One thing that surprised me when working on How Many Neurons Are There was the number of neurons in the brains of very small animals.
Let’s look a classic measurement, the brain-mass:body-mass ratio.* Smarter animals generally have larger brain sizes for their body mass, compared to animals of similar size. Among large animals, humans have famously enormous brains for our size – the highest of any large animal, it seems. But as we look at smaller animals, that ratio goes up again. A mouse has a comparable brain:body-mass ratio to a human. Getting even smaller, insects have higher brain:body-mass ratios than any vertebrate we know of: more like 1 in 6.
But brain mass isn’t quite what we want – brains are mostly water, and there are a lot of non-neuron cells in brains. Conveniently, I also have a ton of numbers put together on number of neurons. (Synapse counts might be better, but those are hard to come by for different species. Ethology would also be interesting.)
And the trend is also roughly true for neuron-county:body-mass. Humans do have unusually high numbers of neurons per kilogram than other animals, but far, far fewer than, for instance, a small fish or an ant.
If you believe some variation on one of the following:
- Different species have moral worth in proportion to how many neurons they have
- Different animal species have moral worth in proportion to how smart they are
- Different species have moral worth in proportion to the amount of complex thought they can do
- Different species have moral worth in proportion to how much they can learn**
…then this explanation is an indication that insects and other small animals have much more moral worth than their small size suggests.
How much more?
Imagine, if you will, a standard 5-gallon plastic bucket.
Now imagine that bucket contains 300,000 ants – about two pounds.*** Or a kilogram, if you prefer.
Imagine the bucket. Imagine the equivalent of a couple large apples inside it.
A bucket. Two pounds of ants.
Those ants, collectively, have as many neurons as you do.
You may notice that an adult human brain actually weighs more than two pounds. What’s going on? Simply, insect brains are marvels of miniaturization. Their brains have a panoply of space-saving tricks, and the physical cells are much smaller.
*Aren’t the cool kids using cephalization quotients rather than brain-mass:body-mass ratios? Yes, when it comes to measurements of higher cognition in vertebrates, cephalization is (as far as I’m aware) thought of as better. But there’s debate about that too. Referring to abilities directly probably makes sense for assessing abilities. I don’t know much about this and it’s not the focus of this piece, anyway.

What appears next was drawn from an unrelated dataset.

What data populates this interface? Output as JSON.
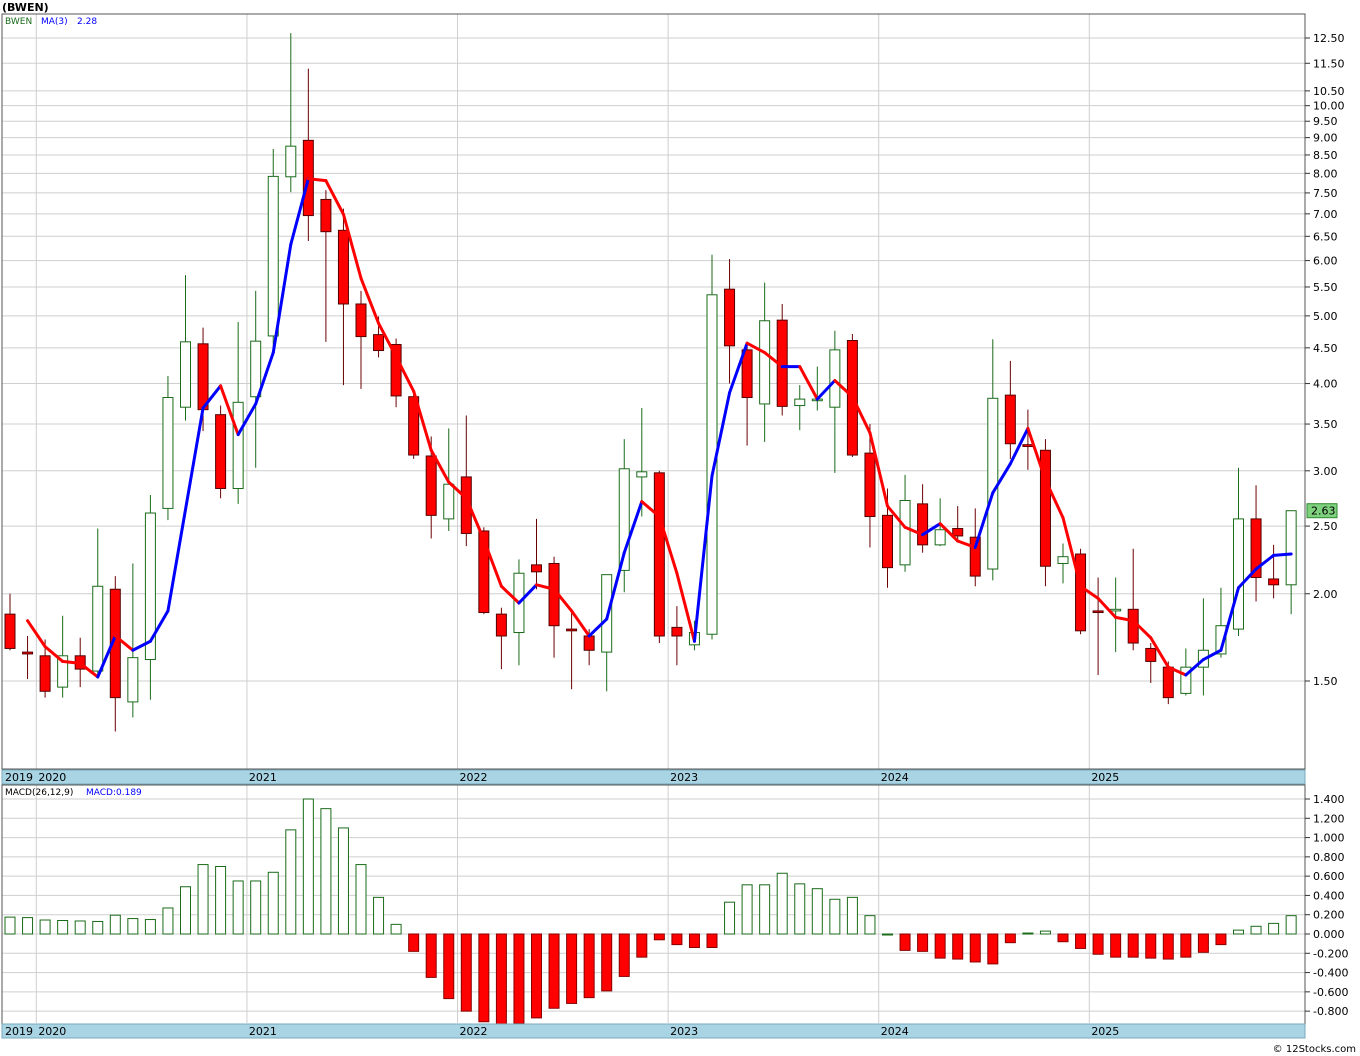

**Yes, I know that only the first question is directly relevant to this piece, and that all of the others are different. I’m just saying it’s evidence. We don’t have a lot of behavioral data on small animals anyways, but I think we can agree there’s probably a correlation between brain size and cognitive capacity.
***Do two pounds of “normal-sized” ants actually fit in a five-gallon bucket? Yes. I couldn’t find a number for “ant-packing density” in the literature, but thanks to the valiant efforts of David Manheim and Rio Lumapas, it seems to be between 0.3 gallons (5 cups) and 5.5 gallons. It depends on size and whether ants pack more like spheres or more like blocks.
Suggested readings: Brian Tomasik on judging the moral importance of small minds (link is to the most relevant part but the whole essay is good) and on “clock speeds” in smaller animal brains, Suzana Herculano-Houzel on neuron count and intelligence in elephants versus humans, How many neurons are there. (The last piece also contains most of the citations for this week. Ask if you want specific ones.)